|Office of Management and Budget||Print this document|
|May 23, 2000 |
The Administration supports House passage of S. 1402 (text of H.R. 4268 as reported by the House Veterans' Affairs Committee), which would make improvements to the Montgomery GI Bill (MGIB) veterans' education assistance program. S. 1402 would increase the basic monthly benefit for eligible veterans and active-duty personnel in the MGIB-Active Duty program from $536 today to $600 in FY 2001 (12 percent) and then to $720 in FY 2003. The bill also would increase benefits for survivors and dependents by 24 percent in FY 2001 and automatically increase these benefits each year for the cost-of-living.

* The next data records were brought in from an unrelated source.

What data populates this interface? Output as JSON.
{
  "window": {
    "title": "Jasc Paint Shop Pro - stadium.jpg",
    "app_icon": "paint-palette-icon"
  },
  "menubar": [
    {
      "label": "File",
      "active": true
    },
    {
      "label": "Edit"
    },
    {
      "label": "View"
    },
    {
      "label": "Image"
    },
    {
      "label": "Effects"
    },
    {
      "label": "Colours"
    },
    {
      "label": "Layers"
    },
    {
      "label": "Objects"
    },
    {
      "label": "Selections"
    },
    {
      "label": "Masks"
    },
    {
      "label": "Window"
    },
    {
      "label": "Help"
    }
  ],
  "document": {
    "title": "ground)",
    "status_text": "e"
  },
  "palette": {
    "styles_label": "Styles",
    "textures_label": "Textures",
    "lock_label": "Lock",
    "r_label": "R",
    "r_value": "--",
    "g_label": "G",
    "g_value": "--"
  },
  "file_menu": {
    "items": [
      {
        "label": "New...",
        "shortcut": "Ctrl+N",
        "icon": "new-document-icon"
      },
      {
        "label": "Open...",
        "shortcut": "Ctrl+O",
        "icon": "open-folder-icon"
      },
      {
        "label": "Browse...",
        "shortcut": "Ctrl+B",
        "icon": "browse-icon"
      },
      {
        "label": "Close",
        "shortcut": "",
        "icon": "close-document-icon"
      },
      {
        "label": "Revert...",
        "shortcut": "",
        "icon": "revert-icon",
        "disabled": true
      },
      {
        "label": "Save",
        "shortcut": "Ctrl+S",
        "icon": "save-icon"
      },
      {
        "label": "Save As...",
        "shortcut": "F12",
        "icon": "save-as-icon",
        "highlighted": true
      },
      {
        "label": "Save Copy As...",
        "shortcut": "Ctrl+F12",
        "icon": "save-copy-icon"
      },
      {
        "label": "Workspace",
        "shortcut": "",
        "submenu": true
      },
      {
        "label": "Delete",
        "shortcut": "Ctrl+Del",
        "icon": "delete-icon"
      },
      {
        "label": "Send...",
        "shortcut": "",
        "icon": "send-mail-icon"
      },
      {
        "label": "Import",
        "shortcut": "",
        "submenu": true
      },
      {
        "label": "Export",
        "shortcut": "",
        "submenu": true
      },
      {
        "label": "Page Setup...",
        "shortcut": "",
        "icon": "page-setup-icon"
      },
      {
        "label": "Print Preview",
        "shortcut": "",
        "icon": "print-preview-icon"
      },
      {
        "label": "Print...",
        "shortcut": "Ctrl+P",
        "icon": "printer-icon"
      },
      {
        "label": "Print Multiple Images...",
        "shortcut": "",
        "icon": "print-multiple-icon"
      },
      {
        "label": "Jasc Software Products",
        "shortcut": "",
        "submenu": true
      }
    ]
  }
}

The Administration has offered an alternative to S. 1402 that provides for a larger increase in the basic monthly benefit in the first year. This proposal would increase the monthly benefit for eligible veterans and active-duty personnel in the MGIB-Active Duty program from $536 today to $670 in FY 2001 (25 percent) -- the largest single increase in veterans' education benefits in the program's 16-year history. The Administration's proposal would also: (1) provide this same 25 percent benefit increase for survivors and dependents and provide automatic cost-of-living adjustments; and (2) make the benefit more flexible by allowing veterans to use their benefits for licensing and certification and during longer breaks between school terms. While we support House passage of S. 1402, we will work with the Congress to seek consideration of our alternative proposal.

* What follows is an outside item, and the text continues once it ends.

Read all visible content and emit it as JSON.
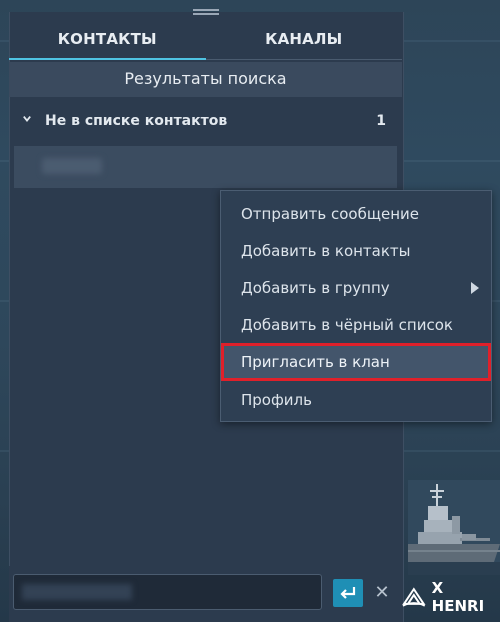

Improvements like these are essential to ensuring that veterans and their survivors and dependents can afford higher education or professional training. Recent surveys indicate that education assistance is an important reason why young men and women join the service, and these benefits contribute to service members' completing their first tour of active duty. However, the current MGIB program does not reflect the Nation's growing reliance on non-traditional methods of learning and increased focus on high-tech training. The Administration looks forward to working with the Congress to enact these improvements.
S. 1402 would affect direct spending and receipts; therefore, it is subject to the pay-as-you-go requirement of the Omnibus Budget Reconciliation Act (OBRA) of 1990. OMB's preliminary scoring of this bill as ordered reported by the House Veterans' Affairs Committee is that it would result in net costs of $116 million in FY 2001, $134 million in FY 2002, and a total of $78 million in FYs 2001-2005. Final scoring of this bill will be issued seven days after enactment, as required by OBRA. The bill does not contain provisions to fully offset the net budget costs in FYs 2001 and 2002. As a result, if the bill were enacted without any further action to provide offsets, it could contribute to a sequester of mandatory spending. The Administration supports House passage of this bill and will work with Congress to ensure that such an unintended sequester does not occur.